### The problem
Copy out the entries exactly, from the first line to the last.
*** Material provided ***
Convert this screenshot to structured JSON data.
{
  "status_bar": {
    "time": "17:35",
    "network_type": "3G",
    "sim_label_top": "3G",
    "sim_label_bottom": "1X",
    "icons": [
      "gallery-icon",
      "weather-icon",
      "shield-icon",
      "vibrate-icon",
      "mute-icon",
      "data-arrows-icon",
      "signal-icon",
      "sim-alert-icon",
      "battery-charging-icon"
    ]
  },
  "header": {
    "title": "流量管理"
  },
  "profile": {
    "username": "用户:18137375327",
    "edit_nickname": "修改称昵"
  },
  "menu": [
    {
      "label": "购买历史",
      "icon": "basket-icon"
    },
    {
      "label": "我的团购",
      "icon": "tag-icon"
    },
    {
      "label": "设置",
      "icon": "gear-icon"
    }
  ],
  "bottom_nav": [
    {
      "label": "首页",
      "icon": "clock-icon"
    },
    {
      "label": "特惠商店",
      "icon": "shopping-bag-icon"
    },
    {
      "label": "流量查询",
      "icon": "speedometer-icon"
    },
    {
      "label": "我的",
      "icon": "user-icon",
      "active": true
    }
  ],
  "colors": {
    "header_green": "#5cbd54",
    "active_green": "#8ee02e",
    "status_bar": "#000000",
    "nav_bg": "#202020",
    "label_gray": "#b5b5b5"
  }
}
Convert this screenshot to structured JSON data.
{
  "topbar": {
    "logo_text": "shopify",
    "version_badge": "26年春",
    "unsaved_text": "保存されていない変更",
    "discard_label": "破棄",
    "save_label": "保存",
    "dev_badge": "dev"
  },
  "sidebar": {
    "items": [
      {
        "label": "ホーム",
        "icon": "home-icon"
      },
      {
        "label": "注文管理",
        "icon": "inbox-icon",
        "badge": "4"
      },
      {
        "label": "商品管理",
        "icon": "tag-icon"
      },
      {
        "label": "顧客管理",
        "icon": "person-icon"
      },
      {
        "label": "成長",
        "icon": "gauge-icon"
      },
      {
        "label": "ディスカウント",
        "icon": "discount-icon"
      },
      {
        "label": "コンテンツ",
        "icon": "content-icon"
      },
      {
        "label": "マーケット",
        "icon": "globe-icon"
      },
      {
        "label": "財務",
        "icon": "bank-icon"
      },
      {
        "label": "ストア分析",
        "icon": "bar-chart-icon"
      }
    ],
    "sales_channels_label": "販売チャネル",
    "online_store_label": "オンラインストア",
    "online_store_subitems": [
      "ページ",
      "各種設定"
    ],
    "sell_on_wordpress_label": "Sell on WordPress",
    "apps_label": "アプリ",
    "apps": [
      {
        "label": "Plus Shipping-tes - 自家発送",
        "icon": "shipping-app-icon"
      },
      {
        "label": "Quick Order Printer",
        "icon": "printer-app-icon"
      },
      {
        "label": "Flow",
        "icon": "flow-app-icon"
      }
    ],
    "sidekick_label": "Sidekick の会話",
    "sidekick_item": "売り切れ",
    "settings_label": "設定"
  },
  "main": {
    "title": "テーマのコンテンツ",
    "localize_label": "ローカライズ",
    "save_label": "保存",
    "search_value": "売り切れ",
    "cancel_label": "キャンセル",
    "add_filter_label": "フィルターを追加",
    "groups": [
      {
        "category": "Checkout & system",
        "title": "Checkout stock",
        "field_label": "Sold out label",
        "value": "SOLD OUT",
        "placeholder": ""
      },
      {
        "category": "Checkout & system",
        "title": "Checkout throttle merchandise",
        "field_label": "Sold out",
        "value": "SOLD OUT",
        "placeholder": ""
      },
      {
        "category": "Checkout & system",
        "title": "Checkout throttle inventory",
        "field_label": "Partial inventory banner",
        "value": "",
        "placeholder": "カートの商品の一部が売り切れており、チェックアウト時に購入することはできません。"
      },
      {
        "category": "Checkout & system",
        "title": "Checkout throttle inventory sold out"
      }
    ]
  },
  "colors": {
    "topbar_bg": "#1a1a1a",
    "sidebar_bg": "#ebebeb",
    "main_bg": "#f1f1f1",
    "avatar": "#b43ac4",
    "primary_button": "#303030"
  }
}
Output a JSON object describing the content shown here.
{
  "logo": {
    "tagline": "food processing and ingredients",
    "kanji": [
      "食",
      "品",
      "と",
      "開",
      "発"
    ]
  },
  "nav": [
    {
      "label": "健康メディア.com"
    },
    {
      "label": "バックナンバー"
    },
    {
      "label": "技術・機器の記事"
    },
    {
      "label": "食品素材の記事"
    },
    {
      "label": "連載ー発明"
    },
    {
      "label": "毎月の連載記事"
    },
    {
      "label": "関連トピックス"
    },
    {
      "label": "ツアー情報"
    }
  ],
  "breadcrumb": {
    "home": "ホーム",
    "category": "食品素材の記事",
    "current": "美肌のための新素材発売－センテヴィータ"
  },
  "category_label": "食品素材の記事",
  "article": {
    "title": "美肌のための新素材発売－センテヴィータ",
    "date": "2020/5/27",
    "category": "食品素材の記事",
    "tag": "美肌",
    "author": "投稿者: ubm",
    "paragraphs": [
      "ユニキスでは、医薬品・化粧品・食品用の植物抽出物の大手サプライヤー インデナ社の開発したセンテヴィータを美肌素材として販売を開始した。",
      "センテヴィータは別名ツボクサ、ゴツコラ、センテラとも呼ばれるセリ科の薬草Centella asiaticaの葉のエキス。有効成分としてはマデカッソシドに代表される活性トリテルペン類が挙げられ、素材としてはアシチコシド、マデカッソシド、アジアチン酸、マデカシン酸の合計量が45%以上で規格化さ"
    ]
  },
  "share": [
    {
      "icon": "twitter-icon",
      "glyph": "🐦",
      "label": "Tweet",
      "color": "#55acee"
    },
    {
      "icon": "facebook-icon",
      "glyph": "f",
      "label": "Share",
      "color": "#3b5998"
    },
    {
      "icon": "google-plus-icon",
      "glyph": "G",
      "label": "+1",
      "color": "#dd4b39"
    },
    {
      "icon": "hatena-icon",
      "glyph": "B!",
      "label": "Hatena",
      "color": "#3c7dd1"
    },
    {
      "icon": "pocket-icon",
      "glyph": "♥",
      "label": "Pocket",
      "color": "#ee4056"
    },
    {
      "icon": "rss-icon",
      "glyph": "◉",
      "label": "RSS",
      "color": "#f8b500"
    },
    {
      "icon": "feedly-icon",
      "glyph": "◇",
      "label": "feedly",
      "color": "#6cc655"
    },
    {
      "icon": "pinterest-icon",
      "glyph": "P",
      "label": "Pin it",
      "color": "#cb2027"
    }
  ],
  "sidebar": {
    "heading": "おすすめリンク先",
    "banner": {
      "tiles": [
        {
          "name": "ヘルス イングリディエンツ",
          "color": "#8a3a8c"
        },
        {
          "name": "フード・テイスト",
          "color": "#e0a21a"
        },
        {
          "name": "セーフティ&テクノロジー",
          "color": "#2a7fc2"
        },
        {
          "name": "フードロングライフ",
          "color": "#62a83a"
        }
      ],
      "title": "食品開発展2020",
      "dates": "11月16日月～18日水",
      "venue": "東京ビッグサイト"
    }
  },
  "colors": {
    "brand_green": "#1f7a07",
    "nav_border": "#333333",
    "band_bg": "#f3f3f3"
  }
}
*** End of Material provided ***
### Response below
Convert this screenshot to structured JSON data.
{
  "status_bar": {
    "time": "17:35",
    "network_type": "3G",
    "sim_label_top": "3G",
    "sim_label_bottom": "1X",
    "icons": [
      "gallery-icon",
      "weather-icon",
      "shield-icon",
      "vibrate-icon",
      "mute-icon",
      "data-arrows-icon",
      "signal-icon",
      "sim-alert-icon",
      "battery-charging-icon"
    ]
  },
  "header": {
    "title": "流量管理"
  },
  "profile": {
    "username": "用户:18137375327",
    "edit_nickname": "修改称昵"
  },
  "menu": [
    {
      "label": "购买历史",
      "icon": "basket-icon"
    },
    {
      "label": "我的团购",
      "icon": "tag-icon"
    },
    {
      "label": "设置",
      "icon": "gear-icon"
    }
  ],
  "bottom_nav": [
    {
      "label": "首页",
      "icon": "clock-icon"
    },
    {
      "label": "特惠商店",
      "icon": "shopping-bag-icon"
    },
    {
      "label": "流量查询",
      "icon": "speedometer-icon"
    },
    {
      "label": "我的",
      "icon": "user-icon",
      "active": true
    }
  ],
  "colors": {
    "header_green": "#5cbd54",
    "active_green": "#8ee02e",
    "status_bar": "#000000",
    "nav_bg": "#202020",
    "label_gray": "#b5b5b5"
  }
}
Convert this screenshot to structured JSON data.
{
  "topbar": {
    "logo_text": "shopify",
    "version_badge": "26年春",
    "unsaved_text": "保存されていない変更",
    "discard_label": "破棄",
    "save_label": "保存",
    "dev_badge": "dev"
  },
  "sidebar": {
    "items": [
      {
        "label": "ホーム",
        "icon": "home-icon"
      },
      {
        "label": "注文管理",
        "icon": "inbox-icon",
        "badge": "4"
      },
      {
        "label": "商品管理",
        "icon": "tag-icon"
      },
      {
        "label": "顧客管理",
        "icon": "person-icon"
      },
      {
        "label": "成長",
        "icon": "gauge-icon"
      },
      {
        "label": "ディスカウント",
        "icon": "discount-icon"
      },
      {
        "label": "コンテンツ",
        "icon": "content-icon"
      },
      {
        "label": "マーケット",
        "icon": "globe-icon"
      },
      {
        "label": "財務",
        "icon": "bank-icon"
      },
      {
        "label": "ストア分析",
        "icon": "bar-chart-icon"
      }
    ],
    "sales_channels_label": "販売チャネル",
    "online_store_label": "オンラインストア",
    "online_store_subitems": [
      "ページ",
      "各種設定"
    ],
    "sell_on_wordpress_label": "Sell on WordPress",
    "apps_label": "アプリ",
    "apps": [
      {
        "label": "Plus Shipping-tes - 自家発送",
        "icon": "shipping-app-icon"
      },
      {
        "label": "Quick Order Printer",
        "icon": "printer-app-icon"
      },
      {
        "label": "Flow",
        "icon": "flow-app-icon"
      }
    ],
    "sidekick_label": "Sidekick の会話",
    "sidekick_item": "売り切れ",
    "settings_label": "設定"
  },
  "main": {
    "title": "テーマのコンテンツ",
    "localize_label": "ローカライズ",
    "save_label": "保存",
    "search_value": "売り切れ",
    "cancel_label": "キャンセル",
    "add_filter_label": "フィルターを追加",
    "groups": [
      {
        "category": "Checkout & system",
        "title": "Checkout stock",
        "field_label": "Sold out label",
        "value": "SOLD OUT",
        "placeholder": ""
      },
      {
        "category": "Checkout & system",
        "title": "Checkout throttle merchandise",
        "field_label": "Sold out",
        "value": "SOLD OUT",
        "placeholder": ""
      },
      {
        "category": "Checkout & system",
        "title": "Checkout throttle inventory",
        "field_label": "Partial inventory banner",
        "value": "",
        "placeholder": "カートの商品の一部が売り切れており、チェックアウト時に購入することはできません。"
      },
      {
        "category": "Checkout & system",
        "title": "Checkout throttle inventory sold out"
      }
    ]
  },
  "colors": {
    "topbar_bg": "#1a1a1a",
    "sidebar_bg": "#ebebeb",
    "main_bg": "#f1f1f1",
    "avatar": "#b43ac4",
    "primary_button": "#303030"
  }
}
Output a JSON object describing the content shown here.
{
  "logo": {
    "tagline": "food processing and ingredients",
    "kanji": [
      "食",
      "品",
      "と",
      "開",
      "発"
    ]
  },
  "nav": [
    {
      "label": "健康メディア.com"
    },
    {
      "label": "バックナンバー"
    },
    {
      "label": "技術・機器の記事"
    },
    {
      "label": "食品素材の記事"
    },
    {
      "label": "連載ー発明"
    },
    {
      "label": "毎月の連載記事"
    },
    {
      "label": "関連トピックス"
    },
    {
      "label": "ツアー情報"
    }
  ],
  "breadcrumb": {
    "home": "ホーム",
    "category": "食品素材の記事",
    "current": "美肌のための新素材発売－センテヴィータ"
  },
  "category_label": "食品素材の記事",
  "article": {
    "title": "美肌のための新素材発売－センテヴィータ",
    "date": "2020/5/27",
    "category": "食品素材の記事",
    "tag": "美肌",
    "author": "投稿者: ubm",
    "paragraphs": [
      "ユニキスでは、医薬品・化粧品・食品用の植物抽出物の大手サプライヤー インデナ社の開発したセンテヴィータを美肌素材として販売を開始した。",
      "センテヴィータは別名ツボクサ、ゴツコラ、センテラとも呼ばれるセリ科の薬草Centella asiaticaの葉のエキス。有効成分としてはマデカッソシドに代表される活性トリテルペン類が挙げられ、素材としてはアシチコシド、マデカッソシド、アジアチン酸、マデカシン酸の合計量が45%以上で規格化さ"
    ]
  },
  "share": [
    {
      "icon": "twitter-icon",
      "glyph": "🐦",
      "label": "Tweet",
      "color": "#55acee"
    },
    {
      "icon": "facebook-icon",
      "glyph": "f",
      "label": "Share",
      "color": "#3b5998"
    },
    {
      "icon": "google-plus-icon",
      "glyph": "G",
      "label": "+1",
      "color": "#dd4b39"
    },
    {
      "icon": "hatena-icon",
      "glyph": "B!",
      "label": "Hatena",
      "color": "#3c7dd1"
    },
    {
      "icon": "pocket-icon",
      "glyph": "♥",
      "label": "Pocket",
      "color": "#ee4056"
    },
    {
      "icon": "rss-icon",
      "glyph": "◉",
      "label": "RSS",
      "color": "#f8b500"
    },
    {
      "icon": "feedly-icon",
      "glyph": "◇",
      "label": "feedly",
      "color": "#6cc655"
    },
    {
      "icon": "pinterest-icon",
      "glyph": "P",
      "label": "Pin it",
      "color": "#cb2027"
    }
  ],
  "sidebar": {
    "heading": "おすすめリンク先",
    "banner": {
      "tiles": [
        {
          "name": "ヘルス イングリディエンツ",
          "color": "#8a3a8c"
        },
        {
          "name": "フード・テイスト",
          "color": "#e0a21a"
        },
        {
          "name": "セーフティ&テクノロジー",
          "color": "#2a7fc2"
        },
        {
          "name": "フードロングライフ",
          "color": "#62a83a"
        }
      ],
      "title": "食品開発展2020",
      "dates": "11月16日月～18日水",
      "venue": "東京ビッグサイト"
    }
  },
  "colors": {
    "brand_green": "#1f7a07",
    "nav_border": "#333333",
    "band_bg": "#f3f3f3"
  }
}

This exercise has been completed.